Makes you miss out on life – If you’re multitasking, the inattentional blindness that results prevents your brain from processing experiences that inspire thinking and creativity.
Affects your memory – Switching between talks disrupts short-term memory, causing you to miss or forget details in the moment.
Leads to increased distractibility – Researchers have found that multitaskers exhibit increased behavioral distractibility.
Hurts your relationships – At the most basic level, whether you’re with loved ones, friends, colleagues, and so on, if you break moments of engagement to mindlessly multitask, your actions, maybe not your words, say, “I’m only partially in this moment right now with you.”
Saps your energy – Cognitive costs are just one of the many assets you’ll spend by multitasking – there are also biological and emotional costs. You’re expending exorbitant energy, exhausting the oxygenated glucose in our brain.
A NEXT STEP
Think you can multitask? Try this exercise from Fast Company magazine:
Time yourself doing the following two actions:
1) Spell aloud, letter by letter, “Jewelry is shiny” at the same time as you write your full name.
2) Spell aloud, letter-by-letter, “Jewelry is shiny” and then, after you are done with that, write your name.
It will probably take you at least twice as long to do number one as number two. However, if you practice spelling “Jewelry is shiny” aloud for a couple minutes, it’ll become automatic.
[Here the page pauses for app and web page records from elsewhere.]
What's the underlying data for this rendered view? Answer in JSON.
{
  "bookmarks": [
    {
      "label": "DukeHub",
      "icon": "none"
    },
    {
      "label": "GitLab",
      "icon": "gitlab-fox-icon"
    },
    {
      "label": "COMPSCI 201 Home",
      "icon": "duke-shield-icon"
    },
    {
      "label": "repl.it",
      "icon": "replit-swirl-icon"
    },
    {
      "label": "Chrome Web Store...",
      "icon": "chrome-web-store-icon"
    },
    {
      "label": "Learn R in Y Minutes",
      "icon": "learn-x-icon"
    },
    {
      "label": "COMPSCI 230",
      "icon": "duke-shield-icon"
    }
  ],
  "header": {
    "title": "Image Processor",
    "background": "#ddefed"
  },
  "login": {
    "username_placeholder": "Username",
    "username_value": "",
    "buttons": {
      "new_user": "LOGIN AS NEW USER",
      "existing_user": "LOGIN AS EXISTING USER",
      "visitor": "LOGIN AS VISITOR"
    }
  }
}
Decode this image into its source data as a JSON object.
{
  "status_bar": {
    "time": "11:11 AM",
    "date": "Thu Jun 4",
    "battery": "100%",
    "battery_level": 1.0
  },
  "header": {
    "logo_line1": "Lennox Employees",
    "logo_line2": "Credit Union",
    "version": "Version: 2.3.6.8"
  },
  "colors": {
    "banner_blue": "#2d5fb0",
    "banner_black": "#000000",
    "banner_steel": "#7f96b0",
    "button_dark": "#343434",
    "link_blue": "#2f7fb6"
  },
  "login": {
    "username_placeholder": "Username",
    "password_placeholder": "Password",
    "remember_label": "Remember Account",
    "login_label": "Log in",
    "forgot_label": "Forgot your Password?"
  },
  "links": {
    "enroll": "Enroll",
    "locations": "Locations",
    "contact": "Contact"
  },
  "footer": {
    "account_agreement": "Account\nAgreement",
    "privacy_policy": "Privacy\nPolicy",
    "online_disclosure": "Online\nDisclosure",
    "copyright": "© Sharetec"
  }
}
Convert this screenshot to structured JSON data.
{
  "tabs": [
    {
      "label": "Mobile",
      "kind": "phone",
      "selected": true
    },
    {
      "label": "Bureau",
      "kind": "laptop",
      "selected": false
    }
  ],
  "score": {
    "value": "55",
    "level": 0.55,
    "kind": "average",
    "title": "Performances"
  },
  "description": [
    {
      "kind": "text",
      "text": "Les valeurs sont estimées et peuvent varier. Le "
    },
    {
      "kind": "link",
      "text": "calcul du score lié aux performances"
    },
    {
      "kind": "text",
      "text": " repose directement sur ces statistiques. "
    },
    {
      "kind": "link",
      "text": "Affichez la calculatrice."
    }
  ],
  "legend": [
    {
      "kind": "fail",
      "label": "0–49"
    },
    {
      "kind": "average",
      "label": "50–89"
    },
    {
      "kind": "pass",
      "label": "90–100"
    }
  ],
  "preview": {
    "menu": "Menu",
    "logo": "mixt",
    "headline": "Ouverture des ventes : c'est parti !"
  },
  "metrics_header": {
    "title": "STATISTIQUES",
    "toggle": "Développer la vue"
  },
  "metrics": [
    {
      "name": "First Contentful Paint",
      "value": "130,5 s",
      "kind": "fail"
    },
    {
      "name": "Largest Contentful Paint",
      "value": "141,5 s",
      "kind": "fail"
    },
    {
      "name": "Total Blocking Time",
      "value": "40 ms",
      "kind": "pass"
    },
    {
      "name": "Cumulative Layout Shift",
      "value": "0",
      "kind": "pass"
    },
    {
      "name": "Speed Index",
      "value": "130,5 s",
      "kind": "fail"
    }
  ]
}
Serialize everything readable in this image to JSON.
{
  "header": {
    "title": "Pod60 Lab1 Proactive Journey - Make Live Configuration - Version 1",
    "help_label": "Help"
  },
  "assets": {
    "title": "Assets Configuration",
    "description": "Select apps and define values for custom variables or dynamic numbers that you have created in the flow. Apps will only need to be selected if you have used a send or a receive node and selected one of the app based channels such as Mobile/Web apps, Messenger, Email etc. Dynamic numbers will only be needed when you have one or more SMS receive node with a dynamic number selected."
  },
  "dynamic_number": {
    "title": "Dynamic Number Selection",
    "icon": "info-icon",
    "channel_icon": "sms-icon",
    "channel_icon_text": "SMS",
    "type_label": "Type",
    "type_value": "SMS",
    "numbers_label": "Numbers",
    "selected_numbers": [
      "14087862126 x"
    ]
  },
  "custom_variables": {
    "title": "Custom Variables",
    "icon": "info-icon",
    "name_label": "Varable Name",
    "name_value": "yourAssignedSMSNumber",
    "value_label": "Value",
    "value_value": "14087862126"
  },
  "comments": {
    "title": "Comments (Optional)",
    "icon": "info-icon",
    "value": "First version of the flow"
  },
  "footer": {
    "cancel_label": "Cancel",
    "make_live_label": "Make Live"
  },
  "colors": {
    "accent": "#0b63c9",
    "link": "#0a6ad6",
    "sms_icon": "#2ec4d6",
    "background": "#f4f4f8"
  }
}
You’ll no longer have to think to do it, and you’ll be able to complete the two tasks at the same time without incurring the switching cost.
This simple exercise demonstrates the practical difficulty of attempting to multitask.
For another measurement of both the futility and costs of multitasking, review the ten corrosive effects of multitasking above.
For each, recall an example of a time when you attempted to multitask. How did you feel? As an honest assessment, did you really think you were accomplishing more by multitasking?
What do you need to change in order to avoid multitasking? Make a stop doing list and review it regularly with someone you trust.
Excerpt taken from SUMS Remix 139-2, released February 2020.
Part of a weekly series on 27gen, entitled Wednesday Weekly Reader
Regular daily reading of books is an important part of my life. It even extends to my vocation, where as Vision Room Curator for Auxano I am responsible for publishing SUMS Remix, a biweekly book “excerpt” for church leaders. Each Wednesday on 27gen I will be taking a look back at previous issues of SUMS Remix and publishing an excerpt.